State officials have questions about a campaign finance report filed this month by former Alabama House Majority Leader Micky Hammon, who spent three months in federal prison last year for using campaign money on personal expenses.
On April 2, Hammon turned in late his 2017 campaign finance report, a document required of public officials that details spending from their campaign funds. The report lists one expenditure: $52,533 to Hammon in January 2017. Under the explanation of expense section of the form, “to be determined” was typed.
“That’s a problem,” Alabama Secretary of State John Merrill told Alabama Daily News when asked about the report. He said his office would reach out to Hammon.
Hugh Evans, general counsel for the Secretary of State, said he is attempting to speak with Hammon’s attorney.
“I don’t know what the story is, but you can’t use campaign funds for your personal use,” Evans said.
“On the face of it, it would raise an issue not only with us, but the (Alabama) Ethics Commission,” said Evans, the former general counsel for the ethics commission. “But until we know more, there is nothing we can comment on.”
Campaign funds come from individuals, businesses and political action committees before elections. State law says money not used on election expenses can be saved for the next campaign, donated to the state’s budgets or nonprofits or used for the functions of office — including legal fees and “costs associated with any civil action, criminal prosecution, or investigation related to conduct reasonably related to performing the duties of the office held.”
A violation of the law can result in a Class B felony, punishable with between two and 20 years in prison.
A phone number for Hammon listed on the report has been disconnected. Calls to his attorney by Alabama Daily News weren’t returned.

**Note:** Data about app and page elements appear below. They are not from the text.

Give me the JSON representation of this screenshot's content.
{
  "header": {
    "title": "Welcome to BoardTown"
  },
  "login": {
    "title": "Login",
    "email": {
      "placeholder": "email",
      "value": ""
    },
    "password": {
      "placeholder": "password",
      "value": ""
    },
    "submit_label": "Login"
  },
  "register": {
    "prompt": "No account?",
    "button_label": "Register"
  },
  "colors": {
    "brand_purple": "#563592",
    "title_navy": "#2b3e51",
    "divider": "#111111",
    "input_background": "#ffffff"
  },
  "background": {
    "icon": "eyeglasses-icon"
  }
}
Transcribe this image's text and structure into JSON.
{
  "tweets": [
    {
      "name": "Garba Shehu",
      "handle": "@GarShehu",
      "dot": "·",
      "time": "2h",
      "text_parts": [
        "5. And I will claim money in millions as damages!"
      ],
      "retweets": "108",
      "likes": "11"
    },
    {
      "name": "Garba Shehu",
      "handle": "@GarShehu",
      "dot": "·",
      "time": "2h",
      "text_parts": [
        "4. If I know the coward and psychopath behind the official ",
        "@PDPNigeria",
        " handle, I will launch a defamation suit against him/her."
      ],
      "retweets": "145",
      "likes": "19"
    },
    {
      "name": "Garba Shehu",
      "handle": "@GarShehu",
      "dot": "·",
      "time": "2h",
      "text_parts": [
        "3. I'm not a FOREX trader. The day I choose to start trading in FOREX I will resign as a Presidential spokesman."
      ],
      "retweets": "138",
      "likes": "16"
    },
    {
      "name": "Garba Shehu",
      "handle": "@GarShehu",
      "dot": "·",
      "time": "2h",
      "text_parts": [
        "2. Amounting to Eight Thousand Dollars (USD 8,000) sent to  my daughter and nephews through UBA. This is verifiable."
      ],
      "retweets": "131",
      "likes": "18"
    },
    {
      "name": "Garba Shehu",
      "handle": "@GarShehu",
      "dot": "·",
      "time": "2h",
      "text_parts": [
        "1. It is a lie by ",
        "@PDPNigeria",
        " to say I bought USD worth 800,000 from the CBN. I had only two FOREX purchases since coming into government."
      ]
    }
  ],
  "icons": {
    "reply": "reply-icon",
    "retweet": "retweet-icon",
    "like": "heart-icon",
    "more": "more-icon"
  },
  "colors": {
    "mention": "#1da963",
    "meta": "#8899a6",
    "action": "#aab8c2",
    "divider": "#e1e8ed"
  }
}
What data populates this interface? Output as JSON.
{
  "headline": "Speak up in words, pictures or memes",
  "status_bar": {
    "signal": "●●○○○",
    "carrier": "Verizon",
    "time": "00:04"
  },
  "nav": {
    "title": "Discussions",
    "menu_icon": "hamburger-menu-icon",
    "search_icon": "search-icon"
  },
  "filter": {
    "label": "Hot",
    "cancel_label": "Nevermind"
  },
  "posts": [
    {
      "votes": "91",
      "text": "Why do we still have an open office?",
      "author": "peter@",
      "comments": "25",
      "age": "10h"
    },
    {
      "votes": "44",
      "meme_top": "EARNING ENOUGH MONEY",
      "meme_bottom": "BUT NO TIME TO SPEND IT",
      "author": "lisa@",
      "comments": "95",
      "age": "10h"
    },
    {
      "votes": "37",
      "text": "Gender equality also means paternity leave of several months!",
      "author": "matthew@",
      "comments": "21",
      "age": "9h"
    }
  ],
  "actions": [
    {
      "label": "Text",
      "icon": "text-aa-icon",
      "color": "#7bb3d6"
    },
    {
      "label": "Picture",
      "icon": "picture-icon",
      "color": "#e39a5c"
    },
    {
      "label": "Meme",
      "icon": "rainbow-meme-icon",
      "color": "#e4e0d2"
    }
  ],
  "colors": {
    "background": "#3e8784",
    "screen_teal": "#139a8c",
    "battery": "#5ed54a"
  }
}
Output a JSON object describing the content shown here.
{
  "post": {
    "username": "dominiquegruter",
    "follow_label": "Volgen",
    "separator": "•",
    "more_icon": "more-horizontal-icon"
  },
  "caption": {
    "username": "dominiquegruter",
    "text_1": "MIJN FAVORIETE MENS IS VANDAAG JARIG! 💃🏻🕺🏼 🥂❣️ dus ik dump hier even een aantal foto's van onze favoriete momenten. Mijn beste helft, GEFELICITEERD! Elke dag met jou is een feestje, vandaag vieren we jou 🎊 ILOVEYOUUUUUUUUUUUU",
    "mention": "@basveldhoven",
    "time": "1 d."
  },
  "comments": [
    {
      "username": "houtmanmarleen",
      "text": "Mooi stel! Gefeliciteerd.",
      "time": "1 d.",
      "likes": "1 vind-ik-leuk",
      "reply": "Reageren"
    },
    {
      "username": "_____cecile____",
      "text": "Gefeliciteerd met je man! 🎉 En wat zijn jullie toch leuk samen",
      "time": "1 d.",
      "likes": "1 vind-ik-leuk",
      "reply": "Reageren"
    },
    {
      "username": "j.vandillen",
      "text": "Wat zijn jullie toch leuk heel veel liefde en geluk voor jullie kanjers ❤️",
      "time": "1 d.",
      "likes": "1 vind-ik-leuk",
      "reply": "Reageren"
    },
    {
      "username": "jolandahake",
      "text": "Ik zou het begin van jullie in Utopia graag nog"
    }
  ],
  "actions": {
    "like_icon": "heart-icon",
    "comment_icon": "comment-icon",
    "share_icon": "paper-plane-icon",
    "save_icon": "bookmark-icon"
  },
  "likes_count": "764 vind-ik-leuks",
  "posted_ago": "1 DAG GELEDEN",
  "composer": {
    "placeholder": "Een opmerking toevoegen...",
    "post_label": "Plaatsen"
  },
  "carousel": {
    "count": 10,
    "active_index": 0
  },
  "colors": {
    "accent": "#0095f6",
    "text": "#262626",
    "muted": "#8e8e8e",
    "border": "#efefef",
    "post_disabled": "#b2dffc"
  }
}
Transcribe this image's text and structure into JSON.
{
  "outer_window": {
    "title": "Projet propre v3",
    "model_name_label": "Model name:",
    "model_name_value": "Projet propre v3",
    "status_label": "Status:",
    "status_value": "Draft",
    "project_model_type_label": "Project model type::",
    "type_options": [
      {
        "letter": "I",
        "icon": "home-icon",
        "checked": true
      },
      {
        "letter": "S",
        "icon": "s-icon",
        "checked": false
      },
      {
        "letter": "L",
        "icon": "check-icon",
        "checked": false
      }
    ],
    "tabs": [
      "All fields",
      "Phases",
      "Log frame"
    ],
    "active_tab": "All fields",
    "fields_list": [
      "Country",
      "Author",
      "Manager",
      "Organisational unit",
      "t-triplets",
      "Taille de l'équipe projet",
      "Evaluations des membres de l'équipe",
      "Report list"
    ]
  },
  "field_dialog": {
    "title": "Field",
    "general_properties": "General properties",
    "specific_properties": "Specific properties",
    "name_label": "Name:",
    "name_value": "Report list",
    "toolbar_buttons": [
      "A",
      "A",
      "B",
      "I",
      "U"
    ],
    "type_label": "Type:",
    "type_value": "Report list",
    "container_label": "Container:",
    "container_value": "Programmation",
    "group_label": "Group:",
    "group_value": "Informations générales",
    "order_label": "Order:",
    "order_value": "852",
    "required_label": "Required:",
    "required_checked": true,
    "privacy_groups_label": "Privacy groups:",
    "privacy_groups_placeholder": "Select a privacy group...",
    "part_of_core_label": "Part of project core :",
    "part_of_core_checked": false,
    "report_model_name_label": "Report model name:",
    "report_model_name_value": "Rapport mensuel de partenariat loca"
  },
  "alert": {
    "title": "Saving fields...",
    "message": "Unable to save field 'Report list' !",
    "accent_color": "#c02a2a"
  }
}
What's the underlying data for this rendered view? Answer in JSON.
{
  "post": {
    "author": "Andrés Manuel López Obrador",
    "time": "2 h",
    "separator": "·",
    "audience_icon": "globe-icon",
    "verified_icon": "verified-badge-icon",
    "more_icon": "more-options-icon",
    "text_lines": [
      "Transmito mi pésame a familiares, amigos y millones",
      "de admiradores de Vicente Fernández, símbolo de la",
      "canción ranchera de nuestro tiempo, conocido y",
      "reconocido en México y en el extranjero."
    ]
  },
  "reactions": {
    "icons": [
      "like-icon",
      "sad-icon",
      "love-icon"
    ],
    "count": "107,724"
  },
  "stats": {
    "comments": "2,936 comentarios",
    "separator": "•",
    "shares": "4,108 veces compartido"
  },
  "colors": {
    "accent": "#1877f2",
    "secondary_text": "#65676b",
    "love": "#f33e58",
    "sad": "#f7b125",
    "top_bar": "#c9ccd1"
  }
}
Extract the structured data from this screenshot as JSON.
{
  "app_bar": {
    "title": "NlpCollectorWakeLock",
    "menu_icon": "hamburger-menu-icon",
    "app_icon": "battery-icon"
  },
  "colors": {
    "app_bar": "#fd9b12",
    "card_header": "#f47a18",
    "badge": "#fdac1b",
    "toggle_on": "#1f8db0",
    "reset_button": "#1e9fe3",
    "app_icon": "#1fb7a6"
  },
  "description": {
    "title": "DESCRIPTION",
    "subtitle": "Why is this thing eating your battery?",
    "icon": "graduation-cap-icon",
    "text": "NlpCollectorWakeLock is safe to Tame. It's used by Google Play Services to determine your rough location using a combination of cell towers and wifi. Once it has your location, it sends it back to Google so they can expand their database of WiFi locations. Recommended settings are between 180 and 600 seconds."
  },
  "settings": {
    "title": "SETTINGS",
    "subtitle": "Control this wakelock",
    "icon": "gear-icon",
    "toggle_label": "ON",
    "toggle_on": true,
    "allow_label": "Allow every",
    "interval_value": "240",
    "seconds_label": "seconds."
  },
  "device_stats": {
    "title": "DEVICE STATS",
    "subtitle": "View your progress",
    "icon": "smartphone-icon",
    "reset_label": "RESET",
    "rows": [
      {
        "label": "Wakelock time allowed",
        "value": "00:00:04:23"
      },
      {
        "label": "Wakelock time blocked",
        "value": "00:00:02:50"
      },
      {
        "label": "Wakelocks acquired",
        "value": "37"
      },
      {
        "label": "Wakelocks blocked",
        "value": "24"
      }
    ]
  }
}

In February 2018, a federal judge sentenced Hammon to three months in prison for felony mail fraud. The Decatur Republican pleaded guilty in September 2017 to using campaign funds raised for his 2014 reelection for personal expenses. Hammon would endorse checks from contributors and put them in his campaign’s bank account. Then he would write a check drawn on that account to himself and deposit it in his personal account and use it to pay for his personal expenses, prosecutors said.
Hammon was ordered in 2018 to forfeit nearly $51,000 for reimbursement to those who had donated to his campaign. The U.S. Attorney’s Office in Montgomery said Wednesday it does not comment on whether defendants have paid their restitution.
Hammon’s expenditures were found by the U.S. attorney’s office while investigating a separate matter. Hammon eventually provided grand jury testimony that led to the indictment and guilty plea early this year by the CEO of Trina Health LLC, a health care company that focused on diabetes therapy.
Ford Gilbert, owner of California-based Trina Health, pleaded guilty in federal court to conspiracy to bribe a public official. Prosecutors said Gilbert was trying to use Hammon’s legislative influence to pressure Blue Cross and Blue Shield of Alabama to cover a diabetes treatment at his clinics in Alabama, including a Hoover clinic in which Hammon had a small ownership interest.
Prosecutors contend Gilbert in 2016 paid $2,000 to Hammon, who was then House majority leader, to generate support for legislation. The bill did not pass.
The Decatur Daily reported last year that Gilbert offered to pay Hammon’s nearly $240,000 debt to Regions Bank in exchange for Hammon’s influence to the benefit of Trina Health.
Hammon has since filed for bankruptcy and his Decatur home was to be sold in a foreclosure auction earlier this year, the Daily reported.
Hammon had served in the State House since 2002. He also was sentenced to three years of probation.
Former Gov. Robert Bentley was removed from office in April 2017, the same day he pleaded guilty to two misdemeanor campaign violations stemming from an alleged relationship he had with a staffer.
Included in the roughly $320,000 in legal fees Bentley paid out of his campaign fund in 2016 was almost $9,000 in attorney payments for former adviser Rebekah Caldwell Mason.
Bentley dissolved his campaign account in 2017.
Former Speaker of the House Mike Hubbard, convicted in 2016 of 12 felony ethics violations, spent nearly $600,000 on legal fees from 2013 through 2016. He emptied his campaign account in 2016 and dissolved it in 2018.
Hammon’s account is empty, according to a 2018 annual report also filed this month, but still active.